Thursday, July 4, 2019

On 4 July 2019, the Federal Administrative Court of Germany ruled that the rights of each family member, as well as the nuclear family as a whole, must be considered in questions of refoulement.
The applicant, an Afghanistan national, travelled with his wife and two children to Germany in December 2015. They made an asylum application, which was later refused by the Federal Office for Migration and Refugees (BAMF). The applicant’s wife and children received a prohibition on deportation. In determining the question of whether to return the applicant to his country of origin, the Federal Administrative Court concluded that a risk assessment must consider the risks posed towards the family as a whole despite the effective prohibition of deportation for the rest of the family. While hypothetical, this assessment must present a realistic evaluation of the situation upon return. The assumption is thus that the family members either do not return, or they return together, provided it’s safe to return.
The Federal Administrative Court has therefore departed from previous case law. The presumption of a joint return now requires that the interests of the family be assessed as a whole, in line with Article 8 of the European Convention of Human Rights, to determine whether it can continue to coexist in the same way in the country of origin. Such a ruling follows the principle that the State support and protect the family, and the interests of the family are reflected in State measures.
Thank you to Hannah Berwian, Communications Assistant at ECRE, for assisting us with the summary. Based on an unofficial translation by the EWLU team.

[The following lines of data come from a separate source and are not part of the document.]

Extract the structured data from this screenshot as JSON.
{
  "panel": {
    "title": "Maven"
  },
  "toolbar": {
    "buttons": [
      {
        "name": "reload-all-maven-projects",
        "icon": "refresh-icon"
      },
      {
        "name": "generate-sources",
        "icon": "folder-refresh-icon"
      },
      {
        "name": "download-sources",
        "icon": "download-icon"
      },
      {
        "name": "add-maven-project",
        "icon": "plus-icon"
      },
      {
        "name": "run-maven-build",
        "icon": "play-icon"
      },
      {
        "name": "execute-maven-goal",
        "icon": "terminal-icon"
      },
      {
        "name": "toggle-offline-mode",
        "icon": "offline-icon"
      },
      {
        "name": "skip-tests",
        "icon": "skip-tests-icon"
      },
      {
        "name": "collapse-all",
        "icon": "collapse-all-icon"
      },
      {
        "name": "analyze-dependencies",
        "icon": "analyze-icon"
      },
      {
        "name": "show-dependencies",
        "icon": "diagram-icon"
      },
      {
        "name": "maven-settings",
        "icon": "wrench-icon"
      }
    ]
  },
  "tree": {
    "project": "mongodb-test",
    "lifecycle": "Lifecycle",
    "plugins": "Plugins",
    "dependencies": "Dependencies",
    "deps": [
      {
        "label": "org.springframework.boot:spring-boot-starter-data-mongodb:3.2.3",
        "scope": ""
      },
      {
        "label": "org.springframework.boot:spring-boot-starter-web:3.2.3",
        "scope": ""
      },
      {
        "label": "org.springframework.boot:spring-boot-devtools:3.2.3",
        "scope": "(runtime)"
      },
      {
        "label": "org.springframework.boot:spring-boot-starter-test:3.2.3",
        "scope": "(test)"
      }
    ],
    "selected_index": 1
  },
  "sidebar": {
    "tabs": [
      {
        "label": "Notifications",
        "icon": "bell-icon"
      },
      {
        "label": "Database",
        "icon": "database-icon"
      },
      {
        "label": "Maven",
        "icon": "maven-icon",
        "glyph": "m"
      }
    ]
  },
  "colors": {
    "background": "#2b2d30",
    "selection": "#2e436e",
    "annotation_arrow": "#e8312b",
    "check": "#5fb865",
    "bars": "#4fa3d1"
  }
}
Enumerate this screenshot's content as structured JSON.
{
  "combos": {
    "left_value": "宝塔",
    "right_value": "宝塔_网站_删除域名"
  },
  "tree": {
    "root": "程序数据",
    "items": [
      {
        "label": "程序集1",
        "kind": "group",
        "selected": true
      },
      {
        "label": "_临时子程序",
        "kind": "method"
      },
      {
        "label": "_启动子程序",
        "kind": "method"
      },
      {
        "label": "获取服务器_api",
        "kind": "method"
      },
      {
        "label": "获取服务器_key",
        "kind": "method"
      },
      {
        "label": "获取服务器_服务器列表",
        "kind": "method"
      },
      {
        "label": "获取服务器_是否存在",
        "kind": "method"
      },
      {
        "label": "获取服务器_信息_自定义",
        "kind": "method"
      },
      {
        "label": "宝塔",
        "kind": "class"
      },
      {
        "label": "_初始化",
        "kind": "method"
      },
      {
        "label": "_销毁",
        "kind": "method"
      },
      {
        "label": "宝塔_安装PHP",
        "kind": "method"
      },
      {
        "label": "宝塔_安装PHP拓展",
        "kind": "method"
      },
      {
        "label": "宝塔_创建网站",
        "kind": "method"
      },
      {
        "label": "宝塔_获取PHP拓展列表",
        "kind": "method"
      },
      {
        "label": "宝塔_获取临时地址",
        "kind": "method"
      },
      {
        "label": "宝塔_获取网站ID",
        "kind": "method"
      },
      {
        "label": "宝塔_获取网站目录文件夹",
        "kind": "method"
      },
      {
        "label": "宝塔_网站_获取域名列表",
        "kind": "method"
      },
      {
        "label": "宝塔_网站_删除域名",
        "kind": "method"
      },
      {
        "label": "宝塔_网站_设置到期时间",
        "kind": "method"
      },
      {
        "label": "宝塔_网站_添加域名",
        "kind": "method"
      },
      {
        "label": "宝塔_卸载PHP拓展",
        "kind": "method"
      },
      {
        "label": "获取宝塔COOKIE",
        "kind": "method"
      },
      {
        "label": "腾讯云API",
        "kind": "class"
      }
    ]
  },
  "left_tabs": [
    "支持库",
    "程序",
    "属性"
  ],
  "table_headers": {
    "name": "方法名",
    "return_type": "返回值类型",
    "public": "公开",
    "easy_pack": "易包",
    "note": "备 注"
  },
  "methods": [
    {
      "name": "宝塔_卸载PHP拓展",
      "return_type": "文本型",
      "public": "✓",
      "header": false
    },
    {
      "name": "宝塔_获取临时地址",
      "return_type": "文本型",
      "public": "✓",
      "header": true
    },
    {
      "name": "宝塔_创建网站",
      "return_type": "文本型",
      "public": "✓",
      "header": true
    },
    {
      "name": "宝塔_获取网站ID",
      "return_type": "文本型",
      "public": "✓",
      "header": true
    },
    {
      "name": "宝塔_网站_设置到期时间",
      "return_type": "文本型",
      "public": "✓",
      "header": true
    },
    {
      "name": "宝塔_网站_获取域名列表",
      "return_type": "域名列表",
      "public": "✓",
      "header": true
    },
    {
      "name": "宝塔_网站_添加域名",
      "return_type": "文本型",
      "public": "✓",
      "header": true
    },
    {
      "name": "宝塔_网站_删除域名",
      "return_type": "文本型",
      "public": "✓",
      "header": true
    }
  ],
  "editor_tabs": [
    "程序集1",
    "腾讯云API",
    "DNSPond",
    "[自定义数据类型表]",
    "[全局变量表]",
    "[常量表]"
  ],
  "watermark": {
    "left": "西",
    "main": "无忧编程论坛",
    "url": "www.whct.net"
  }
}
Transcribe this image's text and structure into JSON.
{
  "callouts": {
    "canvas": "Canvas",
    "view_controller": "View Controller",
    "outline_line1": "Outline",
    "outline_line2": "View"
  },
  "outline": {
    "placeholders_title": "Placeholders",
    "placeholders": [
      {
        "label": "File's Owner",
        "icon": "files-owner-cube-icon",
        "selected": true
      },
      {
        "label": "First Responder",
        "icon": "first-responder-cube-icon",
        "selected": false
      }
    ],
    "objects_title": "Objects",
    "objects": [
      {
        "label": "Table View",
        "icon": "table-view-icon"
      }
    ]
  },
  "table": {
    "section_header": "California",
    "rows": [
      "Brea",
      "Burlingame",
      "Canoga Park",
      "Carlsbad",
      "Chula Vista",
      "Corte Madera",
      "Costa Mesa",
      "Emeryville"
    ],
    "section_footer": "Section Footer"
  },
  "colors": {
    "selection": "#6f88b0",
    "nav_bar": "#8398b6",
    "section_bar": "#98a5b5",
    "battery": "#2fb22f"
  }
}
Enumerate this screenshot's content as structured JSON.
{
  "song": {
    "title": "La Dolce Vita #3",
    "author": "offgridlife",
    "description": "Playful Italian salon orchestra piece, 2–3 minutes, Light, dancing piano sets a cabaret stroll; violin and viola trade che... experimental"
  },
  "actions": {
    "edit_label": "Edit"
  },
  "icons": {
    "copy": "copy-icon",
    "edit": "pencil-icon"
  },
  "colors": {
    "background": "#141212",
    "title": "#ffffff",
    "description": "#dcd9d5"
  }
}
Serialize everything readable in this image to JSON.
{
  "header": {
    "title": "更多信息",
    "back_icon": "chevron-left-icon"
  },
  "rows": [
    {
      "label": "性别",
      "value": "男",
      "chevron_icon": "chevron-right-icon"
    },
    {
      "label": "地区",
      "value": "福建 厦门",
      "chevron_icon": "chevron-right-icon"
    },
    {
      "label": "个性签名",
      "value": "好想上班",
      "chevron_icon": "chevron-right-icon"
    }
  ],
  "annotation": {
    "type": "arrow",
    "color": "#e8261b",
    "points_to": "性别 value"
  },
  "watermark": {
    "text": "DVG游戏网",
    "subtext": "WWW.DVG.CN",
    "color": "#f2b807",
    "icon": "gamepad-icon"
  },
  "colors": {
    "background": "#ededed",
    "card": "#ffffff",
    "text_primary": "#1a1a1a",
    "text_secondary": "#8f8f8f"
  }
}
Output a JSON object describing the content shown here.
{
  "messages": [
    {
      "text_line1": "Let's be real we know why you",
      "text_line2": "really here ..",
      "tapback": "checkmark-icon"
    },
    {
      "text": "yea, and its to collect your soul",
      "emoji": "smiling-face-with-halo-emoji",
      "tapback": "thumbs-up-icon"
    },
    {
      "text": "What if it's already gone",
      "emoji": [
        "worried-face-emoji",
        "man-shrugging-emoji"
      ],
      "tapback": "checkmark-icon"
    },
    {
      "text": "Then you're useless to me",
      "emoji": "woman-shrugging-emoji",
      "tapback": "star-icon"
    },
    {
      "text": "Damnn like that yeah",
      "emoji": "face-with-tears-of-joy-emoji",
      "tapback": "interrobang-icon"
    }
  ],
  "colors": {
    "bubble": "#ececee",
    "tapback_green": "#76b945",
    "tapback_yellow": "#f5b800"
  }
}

Photo: mrhayata, March 2006, Flickr (CC)

This item was reproduced with the permission of ECRE from the ELENA Weekly Legal Update. The purpose of these updates is to inform asylum lawyers and legal organizations supporting asylum seekers and refugees of recent developments in the field of asylum law. Please note that the information provided is taken from publicly available information on the internet. Every reasonable effort is made to make the content accurate and up to date at the time each item is published but no responsibility for its accuracy and correctness, or for any consequences of relying on it, is assumed by ECRE.



Family member
Family unity (right to)